◆ Exercise description ◆
Print out every entry, keeping each line identical to the original.

[Web page and app entries]

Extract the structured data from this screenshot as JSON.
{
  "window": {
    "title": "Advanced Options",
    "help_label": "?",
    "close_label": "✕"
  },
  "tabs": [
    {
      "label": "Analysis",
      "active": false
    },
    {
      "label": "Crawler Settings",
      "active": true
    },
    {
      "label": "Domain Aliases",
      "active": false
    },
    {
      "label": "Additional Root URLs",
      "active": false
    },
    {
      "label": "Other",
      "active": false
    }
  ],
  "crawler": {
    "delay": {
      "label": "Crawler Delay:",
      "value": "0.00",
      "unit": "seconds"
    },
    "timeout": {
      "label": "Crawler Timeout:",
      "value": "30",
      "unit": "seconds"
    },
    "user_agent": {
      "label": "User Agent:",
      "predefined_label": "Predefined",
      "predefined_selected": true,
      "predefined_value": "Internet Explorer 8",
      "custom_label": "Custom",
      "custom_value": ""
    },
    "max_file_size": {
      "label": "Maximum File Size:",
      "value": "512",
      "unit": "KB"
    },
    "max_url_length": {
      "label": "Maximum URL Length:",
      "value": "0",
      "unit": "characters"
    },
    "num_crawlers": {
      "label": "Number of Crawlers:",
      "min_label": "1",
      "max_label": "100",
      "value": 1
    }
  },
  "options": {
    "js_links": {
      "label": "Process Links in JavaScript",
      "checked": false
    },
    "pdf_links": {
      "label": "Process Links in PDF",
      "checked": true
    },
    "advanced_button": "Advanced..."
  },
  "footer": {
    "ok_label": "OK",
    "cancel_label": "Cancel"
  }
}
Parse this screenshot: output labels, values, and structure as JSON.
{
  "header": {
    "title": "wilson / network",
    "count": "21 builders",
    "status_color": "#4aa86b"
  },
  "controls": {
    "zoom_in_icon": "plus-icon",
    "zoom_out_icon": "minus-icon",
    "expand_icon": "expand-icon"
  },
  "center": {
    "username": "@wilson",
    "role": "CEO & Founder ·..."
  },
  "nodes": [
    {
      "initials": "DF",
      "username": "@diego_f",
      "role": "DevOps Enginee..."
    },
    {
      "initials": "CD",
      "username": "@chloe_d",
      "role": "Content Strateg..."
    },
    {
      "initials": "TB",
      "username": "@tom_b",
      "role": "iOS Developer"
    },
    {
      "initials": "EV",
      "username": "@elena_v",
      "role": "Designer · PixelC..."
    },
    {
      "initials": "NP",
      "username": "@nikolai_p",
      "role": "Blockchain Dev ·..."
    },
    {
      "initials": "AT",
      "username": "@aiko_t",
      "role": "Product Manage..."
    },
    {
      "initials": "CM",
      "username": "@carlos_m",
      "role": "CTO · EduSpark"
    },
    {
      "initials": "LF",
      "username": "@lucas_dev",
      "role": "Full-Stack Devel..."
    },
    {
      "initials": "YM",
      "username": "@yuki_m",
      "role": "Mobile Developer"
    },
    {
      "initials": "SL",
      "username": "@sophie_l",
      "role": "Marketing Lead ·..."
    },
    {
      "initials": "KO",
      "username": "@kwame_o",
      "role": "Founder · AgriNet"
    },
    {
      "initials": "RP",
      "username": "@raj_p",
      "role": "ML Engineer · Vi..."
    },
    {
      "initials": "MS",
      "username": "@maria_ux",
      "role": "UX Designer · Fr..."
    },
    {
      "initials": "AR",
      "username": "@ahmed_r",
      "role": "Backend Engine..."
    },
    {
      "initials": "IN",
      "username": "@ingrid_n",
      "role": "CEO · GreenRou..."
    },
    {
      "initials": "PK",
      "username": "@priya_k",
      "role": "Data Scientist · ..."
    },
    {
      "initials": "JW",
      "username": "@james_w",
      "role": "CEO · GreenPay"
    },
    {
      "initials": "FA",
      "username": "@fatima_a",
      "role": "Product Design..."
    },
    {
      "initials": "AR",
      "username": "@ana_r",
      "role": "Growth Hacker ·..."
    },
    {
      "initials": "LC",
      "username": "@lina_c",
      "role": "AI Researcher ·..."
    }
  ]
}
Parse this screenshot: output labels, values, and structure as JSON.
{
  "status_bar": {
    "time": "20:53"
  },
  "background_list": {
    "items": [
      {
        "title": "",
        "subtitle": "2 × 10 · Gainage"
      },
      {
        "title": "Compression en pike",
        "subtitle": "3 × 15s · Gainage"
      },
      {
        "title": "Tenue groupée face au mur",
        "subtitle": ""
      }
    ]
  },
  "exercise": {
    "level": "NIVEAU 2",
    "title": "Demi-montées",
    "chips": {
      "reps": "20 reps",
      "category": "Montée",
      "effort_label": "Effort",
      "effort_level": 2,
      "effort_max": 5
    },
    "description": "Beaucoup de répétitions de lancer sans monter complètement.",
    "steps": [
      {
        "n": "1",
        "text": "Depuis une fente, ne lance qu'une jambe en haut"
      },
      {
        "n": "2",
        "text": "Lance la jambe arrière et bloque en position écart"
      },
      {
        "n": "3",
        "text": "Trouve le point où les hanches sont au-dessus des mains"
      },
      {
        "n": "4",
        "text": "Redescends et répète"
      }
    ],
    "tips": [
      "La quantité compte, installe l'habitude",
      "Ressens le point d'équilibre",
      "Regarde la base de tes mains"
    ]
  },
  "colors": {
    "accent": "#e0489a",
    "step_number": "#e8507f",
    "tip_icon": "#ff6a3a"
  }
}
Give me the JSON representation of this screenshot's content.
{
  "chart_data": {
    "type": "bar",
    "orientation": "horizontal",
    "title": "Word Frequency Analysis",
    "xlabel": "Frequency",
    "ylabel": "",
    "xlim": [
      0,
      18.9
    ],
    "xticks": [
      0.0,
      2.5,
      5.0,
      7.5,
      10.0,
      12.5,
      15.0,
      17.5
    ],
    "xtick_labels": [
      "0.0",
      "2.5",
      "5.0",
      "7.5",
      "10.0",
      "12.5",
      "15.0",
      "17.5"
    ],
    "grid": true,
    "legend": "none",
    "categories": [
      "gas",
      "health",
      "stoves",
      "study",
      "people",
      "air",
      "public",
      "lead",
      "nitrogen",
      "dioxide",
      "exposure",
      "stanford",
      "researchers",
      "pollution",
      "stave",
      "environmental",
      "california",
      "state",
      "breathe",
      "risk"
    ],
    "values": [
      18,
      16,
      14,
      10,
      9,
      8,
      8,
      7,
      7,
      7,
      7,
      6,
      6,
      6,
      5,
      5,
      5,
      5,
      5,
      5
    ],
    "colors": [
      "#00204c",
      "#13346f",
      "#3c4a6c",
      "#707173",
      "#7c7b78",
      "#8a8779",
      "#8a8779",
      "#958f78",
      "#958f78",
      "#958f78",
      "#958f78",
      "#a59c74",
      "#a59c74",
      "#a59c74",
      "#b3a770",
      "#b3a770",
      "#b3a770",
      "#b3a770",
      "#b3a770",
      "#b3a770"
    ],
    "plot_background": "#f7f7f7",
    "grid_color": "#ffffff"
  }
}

◆ Answer area ◆
Extract the structured data from this screenshot as JSON.
{
  "window": {
    "title": "Advanced Options",
    "help_label": "?",
    "close_label": "✕"
  },
  "tabs": [
    {
      "label": "Analysis",
      "active": false
    },
    {
      "label": "Crawler Settings",
      "active": true
    },
    {
      "label": "Domain Aliases",
      "active": false
    },
    {
      "label": "Additional Root URLs",
      "active": false
    },
    {
      "label": "Other",
      "active": false
    }
  ],
  "crawler": {
    "delay": {
      "label": "Crawler Delay:",
      "value": "0.00",
      "unit": "seconds"
    },
    "timeout": {
      "label": "Crawler Timeout:",
      "value": "30",
      "unit": "seconds"
    },
    "user_agent": {
      "label": "User Agent:",
      "predefined_label": "Predefined",
      "predefined_selected": true,
      "predefined_value": "Internet Explorer 8",
      "custom_label": "Custom",
      "custom_value": ""
    },
    "max_file_size": {
      "label": "Maximum File Size:",
      "value": "512",
      "unit": "KB"
    },
    "max_url_length": {
      "label": "Maximum URL Length:",
      "value": "0",
      "unit": "characters"
    },
    "num_crawlers": {
      "label": "Number of Crawlers:",
      "min_label": "1",
      "max_label": "100",
      "value": 1
    }
  },
  "options": {
    "js_links": {
      "label": "Process Links in JavaScript",
      "checked": false
    },
    "pdf_links": {
      "label": "Process Links in PDF",
      "checked": true
    },
    "advanced_button": "Advanced..."
  },
  "footer": {
    "ok_label": "OK",
    "cancel_label": "Cancel"
  }
}
Parse this screenshot: output labels, values, and structure as JSON.
{
  "header": {
    "title": "wilson / network",
    "count": "21 builders",
    "status_color": "#4aa86b"
  },
  "controls": {
    "zoom_in_icon": "plus-icon",
    "zoom_out_icon": "minus-icon",
    "expand_icon": "expand-icon"
  },
  "center": {
    "username": "@wilson",
    "role": "CEO & Founder ·..."
  },
  "nodes": [
    {
      "initials": "DF",
      "username": "@diego_f",
      "role": "DevOps Enginee..."
    },
    {
      "initials": "CD",
      "username": "@chloe_d",
      "role": "Content Strateg..."
    },
    {
      "initials": "TB",
      "username": "@tom_b",
      "role": "iOS Developer"
    },
    {
      "initials": "EV",
      "username": "@elena_v",
      "role": "Designer · PixelC..."
    },
    {
      "initials": "NP",
      "username": "@nikolai_p",
      "role": "Blockchain Dev ·..."
    },
    {
      "initials": "AT",
      "username": "@aiko_t",
      "role": "Product Manage..."
    },
    {
      "initials": "CM",
      "username": "@carlos_m",
      "role": "CTO · EduSpark"
    },
    {
      "initials": "LF",
      "username": "@lucas_dev",
      "role": "Full-Stack Devel..."
    },
    {
      "initials": "YM",
      "username": "@yuki_m",
      "role": "Mobile Developer"
    },
    {
      "initials": "SL",
      "username": "@sophie_l",
      "role": "Marketing Lead ·..."
    },
    {
      "initials": "KO",
      "username": "@kwame_o",
      "role": "Founder · AgriNet"
    },
    {
      "initials": "RP",
      "username": "@raj_p",
      "role": "ML Engineer · Vi..."
    },
    {
      "initials": "MS",
      "username": "@maria_ux",
      "role": "UX Designer · Fr..."
    },
    {
      "initials": "AR",
      "username": "@ahmed_r",
      "role": "Backend Engine..."
    },
    {
      "initials": "IN",
      "username": "@ingrid_n",
      "role": "CEO · GreenRou..."
    },
    {
      "initials": "PK",
      "username": "@priya_k",
      "role": "Data Scientist · ..."
    },
    {
      "initials": "JW",
      "username": "@james_w",
      "role": "CEO · GreenPay"
    },
    {
      "initials": "FA",
      "username": "@fatima_a",
      "role": "Product Design..."
    },
    {
      "initials": "AR",
      "username": "@ana_r",
      "role": "Growth Hacker ·..."
    },
    {
      "initials": "LC",
      "username": "@lina_c",
      "role": "AI Researcher ·..."
    }
  ]
}
Parse this screenshot: output labels, values, and structure as JSON.
{
  "status_bar": {
    "time": "20:53"
  },
  "background_list": {
    "items": [
      {
        "title": "",
        "subtitle": "2 × 10 · Gainage"
      },
      {
        "title": "Compression en pike",
        "subtitle": "3 × 15s · Gainage"
      },
      {
        "title": "Tenue groupée face au mur",
        "subtitle": ""
      }
    ]
  },
  "exercise": {
    "level": "NIVEAU 2",
    "title": "Demi-montées",
    "chips": {
      "reps": "20 reps",
      "category": "Montée",
      "effort_label": "Effort",
      "effort_level": 2,
      "effort_max": 5
    },
    "description": "Beaucoup de répétitions de lancer sans monter complètement.",
    "steps": [
      {
        "n": "1",
        "text": "Depuis une fente, ne lance qu'une jambe en haut"
      },
      {
        "n": "2",
        "text": "Lance la jambe arrière et bloque en position écart"
      },
      {
        "n": "3",
        "text": "Trouve le point où les hanches sont au-dessus des mains"
      },
      {
        "n": "4",
        "text": "Redescends et répète"
      }
    ],
    "tips": [
      "La quantité compte, installe l'habitude",
      "Ressens le point d'équilibre",
      "Regarde la base de tes mains"
    ]
  },
  "colors": {
    "accent": "#e0489a",
    "step_number": "#e8507f",
    "tip_icon": "#ff6a3a"
  }
}
Give me the JSON representation of this screenshot's content.
{
  "chart_data": {
    "type": "bar",
    "orientation": "horizontal",
    "title": "Word Frequency Analysis",
    "xlabel": "Frequency",
    "ylabel": "",
    "xlim": [
      0,
      18.9
    ],
    "xticks": [
      0.0,
      2.5,
      5.0,
      7.5,
      10.0,
      12.5,
      15.0,
      17.5
    ],
    "xtick_labels": [
      "0.0",
      "2.5",
      "5.0",
      "7.5",
      "10.0",
      "12.5",
      "15.0",
      "17.5"
    ],
    "grid": true,
    "legend": "none",
    "categories": [
      "gas",
      "health",
      "stoves",
      "study",
      "people",
      "air",
      "public",
      "lead",
      "nitrogen",
      "dioxide",
      "exposure",
      "stanford",
      "researchers",
      "pollution",
      "stave",
      "environmental",
      "california",
      "state",
      "breathe",
      "risk"
    ],
    "values": [
      18,
      16,
      14,
      10,
      9,
      8,
      8,
      7,
      7,
      7,
      7,
      6,
      6,
      6,
      5,
      5,
      5,
      5,
      5,
      5
    ],
    "colors": [
      "#00204c",
      "#13346f",
      "#3c4a6c",
      "#707173",
      "#7c7b78",
      "#8a8779",
      "#8a8779",
      "#958f78",
      "#958f78",
      "#958f78",
      "#958f78",
      "#a59c74",
      "#a59c74",
      "#a59c74",
      "#b3a770",
      "#b3a770",
      "#b3a770",
      "#b3a770",
      "#b3a770",
      "#b3a770"
    ],
    "plot_background": "#f7f7f7",
    "grid_color": "#ffffff"
  }
}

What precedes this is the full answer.